Hastings, East Sussex, England
Died1978
OccupationWriter, schoolteacher
NationalityBritish
Notable works
D.H. Lawrence: the Croydon years
Lawrence & Apocalypse

Helen Corke (1882–1978) was an English writer and schoolteacher. She wrote economic and political histories, poetry and several biographies of writer D. H. Lawrence, whom she was an intimate friend of while they both taught in Croydon.

Life and career[edit]

Corke was born in Hastings to Congregationalist parents. Her father was a grocer.[1] She became acquainted with D. H. Lawrence in 1908 while they were both teaching in Croydon. When they met, Corke was grieving the suicide of Herbert Macartney, a married music teacher and violinist. Corke had spent a five-day holiday with Macartney on the Isle of Wight the previous summer. Two days after their return to London, Macartney killed himself. In order to deal with her grief, Corke wrote an extensive diary of the experience.[2] The name of the diary she wrote was The Freshwater Diary. [3] Corke didn't feel comfortable sharing her story with anyone, but Lawrence was different. She believed he could understand her grief and writing better than anyone else could.[4] The diary served as the inspiration for Lawrence's second novel The Trespasser.[5] Lawrence believed that Corke should publish her work, so she did in 1933. She called this book Neutral Ground.[6] She also helped Lawrence correct the proofs of The White Peacock. She became a close friend of Lawrence's lover Jessie Chambers, the inspiration for the character of Miriam in Sons and Lovers, and later published a memoir about her entitled D.H. Lawrence's Princess.[7] Well into her 90s, she wrote an autobiographical work In Our Infancy which won the 1975 Whitbread Award.

Bibliography[edit]

Memoir[edit]

  • Lawrence & Apocalypse (1933)
  • D.H. Lawrence's 'Princess.' A Memory of Jessie Chambers (1951)
  • D.H. Lawrence: the Croydon years (1965)
  • Neutral Ground (1966)
  • In Our Infancy : an Autobiography (1975)

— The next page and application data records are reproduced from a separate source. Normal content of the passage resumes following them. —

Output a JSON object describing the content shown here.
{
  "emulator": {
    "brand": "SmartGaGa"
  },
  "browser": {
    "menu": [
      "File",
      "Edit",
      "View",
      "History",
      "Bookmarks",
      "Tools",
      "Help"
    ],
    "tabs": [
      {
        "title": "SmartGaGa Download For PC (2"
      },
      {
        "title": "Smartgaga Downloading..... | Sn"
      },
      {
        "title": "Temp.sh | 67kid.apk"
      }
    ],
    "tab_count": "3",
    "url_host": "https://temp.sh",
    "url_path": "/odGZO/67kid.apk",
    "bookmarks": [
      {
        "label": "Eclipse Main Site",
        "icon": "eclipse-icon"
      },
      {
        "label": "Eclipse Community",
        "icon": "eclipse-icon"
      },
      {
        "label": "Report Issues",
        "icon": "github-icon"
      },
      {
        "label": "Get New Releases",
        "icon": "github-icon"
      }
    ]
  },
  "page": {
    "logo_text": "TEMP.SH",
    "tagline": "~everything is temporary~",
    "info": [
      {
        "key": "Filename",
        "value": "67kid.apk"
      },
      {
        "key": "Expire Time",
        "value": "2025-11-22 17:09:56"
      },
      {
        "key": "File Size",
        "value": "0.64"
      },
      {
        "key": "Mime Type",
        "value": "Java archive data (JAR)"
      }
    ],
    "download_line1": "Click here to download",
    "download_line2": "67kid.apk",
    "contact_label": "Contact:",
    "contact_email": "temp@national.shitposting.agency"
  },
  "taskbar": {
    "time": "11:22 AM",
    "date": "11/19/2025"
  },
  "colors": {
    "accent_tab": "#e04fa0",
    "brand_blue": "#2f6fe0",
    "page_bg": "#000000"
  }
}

Non-fiction[edit]

  • The World's Family (1930)
  • A Book of Ancient Peoples (1931)
  • A Book of Modern Peoples (1933)
  • Towards Economic Freedom : an Outline of World Economic History (1937)

Poetry[edit]

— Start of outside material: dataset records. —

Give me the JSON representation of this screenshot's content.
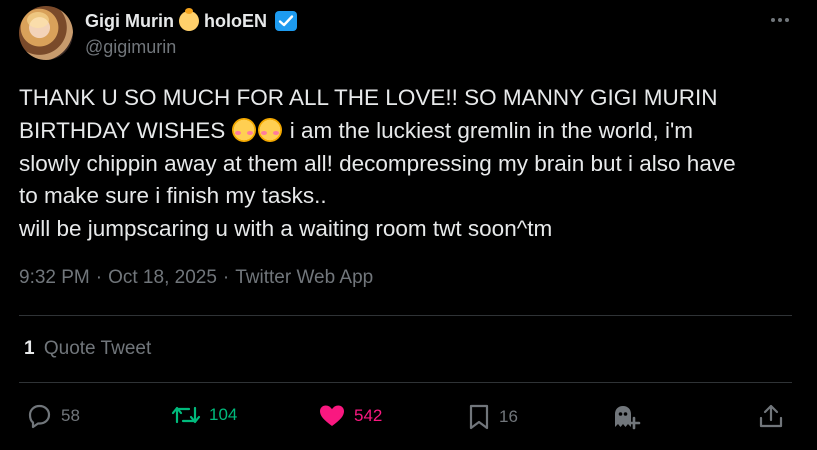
{
  "author": {
    "display_name": "Gigi Murin",
    "name_suffix": "holoEN",
    "handle": "@gigimurin"
  },
  "tweet": {
    "text_line1": "THANK U SO MUCH FOR ALL THE LOVE!! SO MANNY GIGI MURIN",
    "text_line2_a": "BIRTHDAY WISHES ",
    "text_line2_b": " i am the luckiest gremlin in the world, i'm",
    "text_line3": "slowly chippin away at them all! decompressing my brain but i also have",
    "text_line4": "to make sure i finish my tasks..",
    "text_line5": "will be jumpscaring u with a waiting room twt soon^tm"
  },
  "meta": {
    "time": "9:32 PM",
    "date": "Oct 18, 2025",
    "source": "Twitter Web App",
    "separator": "·"
  },
  "quotes": {
    "count": "1",
    "label": "Quote Tweet"
  },
  "actions": {
    "replies": "58",
    "retweets": "104",
    "likes": "542",
    "bookmarks": "16"
  },
  "colors": {
    "background": "#000000",
    "text": "#e7e9ea",
    "muted": "#71767b",
    "retweet": "#00ba7c",
    "like": "#f91880",
    "verified": "#1d9bf0"
  }
}
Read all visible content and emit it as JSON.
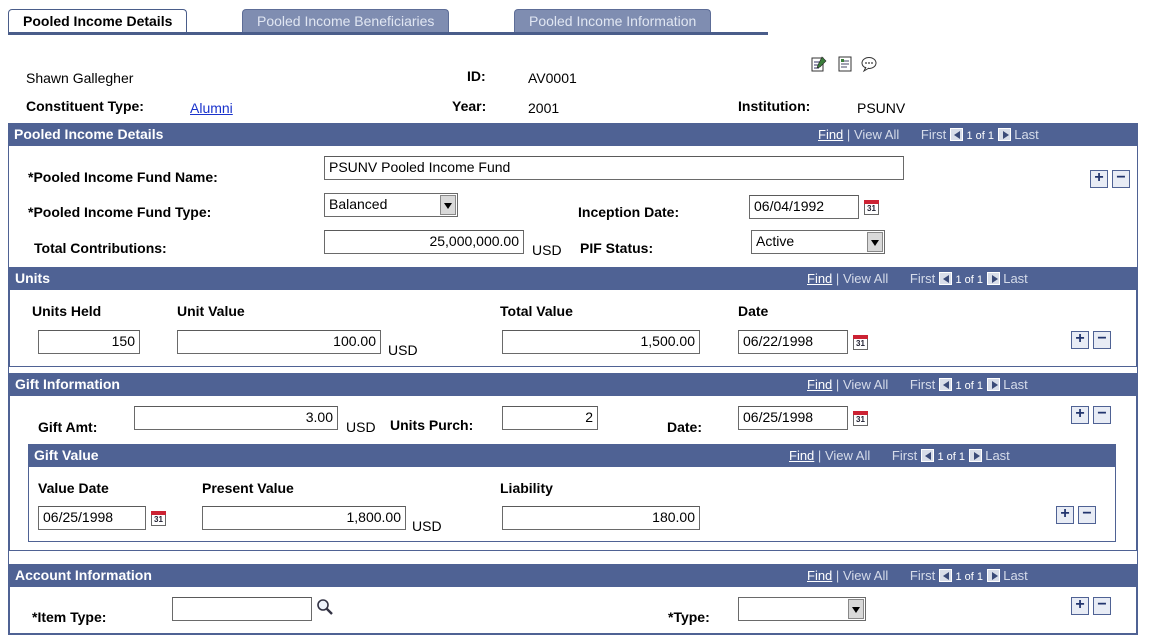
{
  "tabs": [
    {
      "label": "Pooled Income Details"
    },
    {
      "label": "Pooled Income Beneficiaries"
    },
    {
      "label": "Pooled Income Information"
    }
  ],
  "header": {
    "name": "Shawn Gallegher",
    "id_label": "ID:",
    "id_value": "AV0001",
    "constituent_type_label": "Constituent Type:",
    "constituent_type_value": "Alumni",
    "year_label": "Year:",
    "year_value": "2001",
    "institution_label": "Institution:",
    "institution_value": "PSUNV"
  },
  "nav": {
    "find": "Find",
    "sep": "|",
    "view_all": "View All",
    "first": "First",
    "count": "1 of 1",
    "last": "Last"
  },
  "details": {
    "title": "Pooled Income Details",
    "fund_name_label": "*Pooled Income Fund Name:",
    "fund_name_value": "PSUNV Pooled Income Fund",
    "fund_type_label": "*Pooled Income Fund Type:",
    "fund_type_value": "Balanced",
    "inception_label": "Inception Date:",
    "inception_value": "06/04/1992",
    "total_contrib_label": "Total Contributions:",
    "total_contrib_value": "25,000,000.00",
    "currency": "USD",
    "pif_status_label": "PIF Status:",
    "pif_status_value": "Active"
  },
  "units": {
    "title": "Units",
    "units_held_label": "Units Held",
    "unit_value_label": "Unit Value",
    "total_value_label": "Total Value",
    "date_label": "Date",
    "units_held": "150",
    "unit_value": "100.00",
    "currency": "USD",
    "total_value": "1,500.00",
    "date": "06/22/1998"
  },
  "gift": {
    "title": "Gift Information",
    "gift_amt_label": "Gift Amt:",
    "gift_amt": "3.00",
    "currency": "USD",
    "units_purch_label": "Units Purch:",
    "units_purch": "2",
    "date_label": "Date:",
    "date": "06/25/1998"
  },
  "gift_value": {
    "title": "Gift Value",
    "value_date_label": "Value Date",
    "present_value_label": "Present Value",
    "liability_label": "Liability",
    "value_date": "06/25/1998",
    "present_value": "1,800.00",
    "currency": "USD",
    "liability": "180.00"
  },
  "account": {
    "title": "Account Information",
    "item_type_label": "*Item Type:",
    "item_type_value": "",
    "type_label": "*Type:",
    "type_value": ""
  },
  "buttons": {
    "add": "+",
    "remove": "−"
  },
  "calendar_text": "31",
  "icons": [
    "notepad-icon",
    "report-icon",
    "comment-icon",
    "search-icon",
    "calendar-icon"
  ]
}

  • Songs of Autumn, and Other Poems (1960)

References[edit]

  1. ^ Moore, Harry T. (July 1, 1977). "Helen Corke, "In Our Infancy: An Autobiography. Part I: 1882-1912" (Book Review)". The Modern Language Review. 72 (3): 672–3. doi:10.2307/3725424. JSTOR 3725424.
  2. ^ "Chapter 2: London and first publication: 1908-1912," "DH Lawrence resources," University of Nottingham, retrieved October 12, 2018.
  3. ^ Heath, Jane (1985). "Helen Corke and D.H. Lawrence: Sexual Identity and Literary Relations". Feminist Studies. 11 (2): 317–342. doi:10.2307/3177927. ISSN 0046-3663. JSTOR 3177927.
  4. ^ Muggeridge, Malcolm (1981), "An Interview with Helen Corke", in Page, Norman (ed.), D. H. Lawrence, Interviews and Recollections, Palgrave Macmillan UK, pp. 79–86, doi:10.1007/978-1-349-04820-5_15, ISBN 9781349048205
  5. ^ Nottingham Uni
  6. ^ "Helen Corke – D.H. Lawrence: A Digital Pilgrimage". Retrieved 2019-04-23.
  7. ^ "The Writer Was Greater Than the Man," Archived via the TimesMachine,The New York Times, September 5, 1965.